Sign up for our weekly newsletter and be the star of your next independent film conversation!
What does it mean to market a movie?
Historically, marketing a movie, whether it is a wide release from a major studio or a niche ultra indie, is not the same as marketing a similarly priced consumer product (an item priced at about $10). Movies exist in an environment filled with a nearly infinite variety of creative choices for an audience that needs to make a purchase decision (and an often one time purchase decision) without trial. They don’t personally know if they like it until they have actually tried/viewed it, and there are no returns. For the studio, the value of that initial ticket purchase decision is non-trivial, as it has historically set the tone for the all important downstream revenue opportunities.
So how does a marketer make a potential viewer feel that "they know" the movie and become invested in the experience, and provide signals that raise the chance of ticket purchase, without giving away the creative surprise that is at the core of movie viewing?
"… marketing by its nature is an attempt to influence the outcome." – Jeff Ulin
This is why the race should be on for innovative thinking and well-crafted and monitored execution, and dare we say "some calculated risk taking" in rethinking the appropriate media vehicles and digital-physical linkages for different stages of the marketing conversation.
Marketing needs to be thought of as an ongoing engagement process, not a sales spike only (push style) strategy. Media and platforms chosen for one stage should setup and feed the conversation and engagement in the next. The following activities propose ways of organizing the structure and flow of the marketing conversation.
When digital platforms merge with traditional marketing.
Advertising, trailers, press junkets, posters, mechandising, and cross brand promotions – these are the cornerstones of traditional studio movie marketing campaigns (Figure 1). But now, the layering and integration of digital and social platforms, online video, and apps can transform marketing into a powerful web of connection and conversation (Figure 2).
Digital and Social Platforms
Creating brand specific digital platforms and leveraging those created by others that have garnered significiant (e.g. Twitter, Facebook) and targeted (e.g. "vertical" blog networks) audiences create powerful amplifying nodes for content creation and distribution; curating, commenting and sharing; awareness and traffic driving; and reach/value extension for the traditional media efforts.
"For too long, we've tried to understand ourselves in isolation, as we test people one at a time in the psychology lab or rely on their past preferences to predict behavior. But these conditions and algorithms are artificial. In the real world, we are deeply intertwined with each other, dependent on our social networks for all sorts of advice. If it weren't for the buzz of strangers, we wouldn't even know what movie to pick at the multiplex." - Jonah Lehrer in The Wall Street Journal
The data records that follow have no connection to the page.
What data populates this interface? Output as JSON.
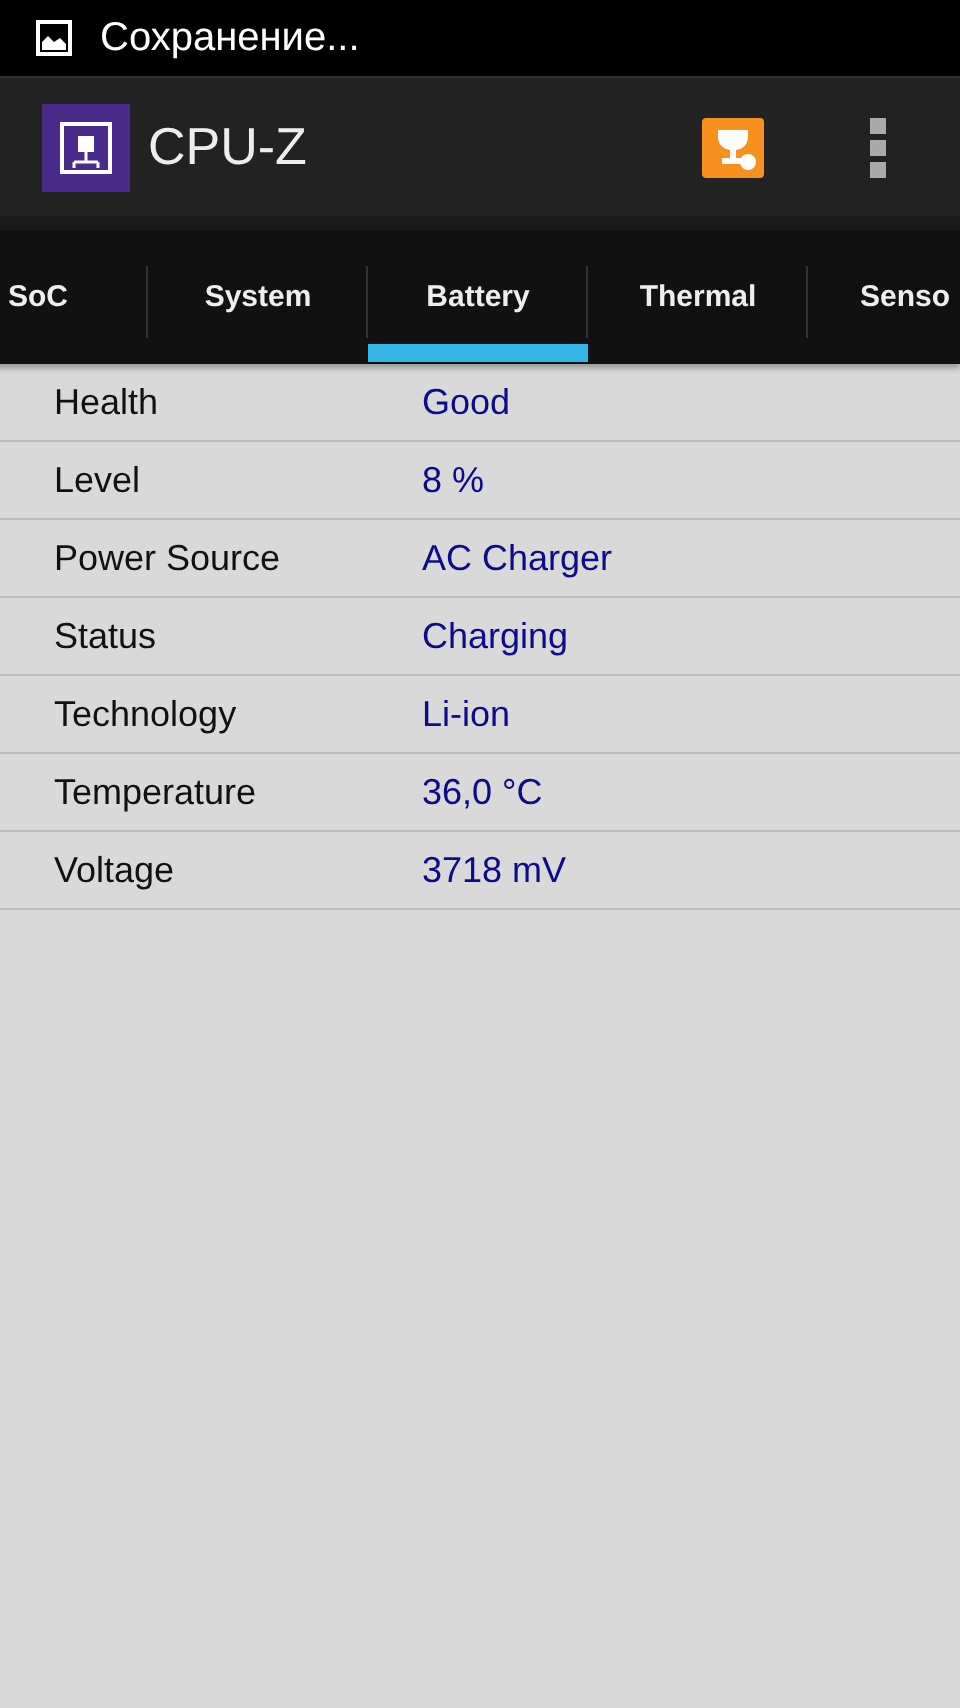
{
  "status_bar": {
    "notification": "Сохранение..."
  },
  "app_bar": {
    "title": "CPU-Z"
  },
  "tabs": [
    {
      "label": "SoC",
      "selected": false
    },
    {
      "label": "System",
      "selected": false
    },
    {
      "label": "Battery",
      "selected": true
    },
    {
      "label": "Thermal",
      "selected": false
    },
    {
      "label": "Senso",
      "selected": false
    }
  ],
  "rows": [
    {
      "label": "Health",
      "value": "Good"
    },
    {
      "label": "Level",
      "value": "8 %"
    },
    {
      "label": "Power Source",
      "value": "AC Charger"
    },
    {
      "label": "Status",
      "value": "Charging"
    },
    {
      "label": "Technology",
      "value": "Li-ion"
    },
    {
      "label": "Temperature",
      "value": "36,0 °C"
    },
    {
      "label": "Voltage",
      "value": "3718 mV"
    }
  ]
}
Online video can range from the creation of YouTube channels, integration and posts into Facebook groups, promotion and discussion via Twitter, stealth placements, and even syndication across "vertical" blog networks. Material can include that created for traditional broadcast campaigns (e.g. talent interviews), but is even more powerful when unique digital-only content is created on an on-going basis that lets the potential movie-going audience connect deeply and personally with the brand in advance (e.g. behind the scenes, remixes with popular pop culture talent, ongoing Q&A's, digital only trailers). This can be content with high curation, aggregation and sharing potential.
"… the virtual community can scale and expand beyond what would typically occur in the physical world .. because the Internet has no geographical boundaries… It becomes a global, real-time conversation and online video is in many cases the catalyst that brings all these people together." - Peter Levinsohn, President of New Media and Digital Distribution for Fox Filmed Entertainment
Apps - Third Party and Original
Experimentation with apps has recently included the development of original apps and leveraging third party apps to directly drive ticket sales:
"You now have a self-identified list of participants who are passionate about entertainment, and the event brand has even more value to them." - Jordan Glazier, CEO of Eventful in reference to the use of his company's app in the marketing of the movie Paranormal Activity
The Future Is Now
In the entertainment industry, the debate storm usually gathers around the issue of technology and its relationship to the distribution and access of “mainstream product.” What is often overlooked is the “true eye of the technology storm” – the impact of digital media and social platforms and their integration into the traditional mix – that enables movie marketing to evolve to be more about conversation and even “continuity of brand over time” vs. the traditional pure push tactics of the past where we bet the farm to reach initial reach, frequency, and ticket sale targets. Today, there is no magic formula when it comes to the theatrical release. Innovative and creative thinking, married with well-coordinated, but flexible execution with both traditional and digital tools, is as important in marketing as it is in the conception and production of a movie.
A version of this post originally appeared on Thinking Out Loud.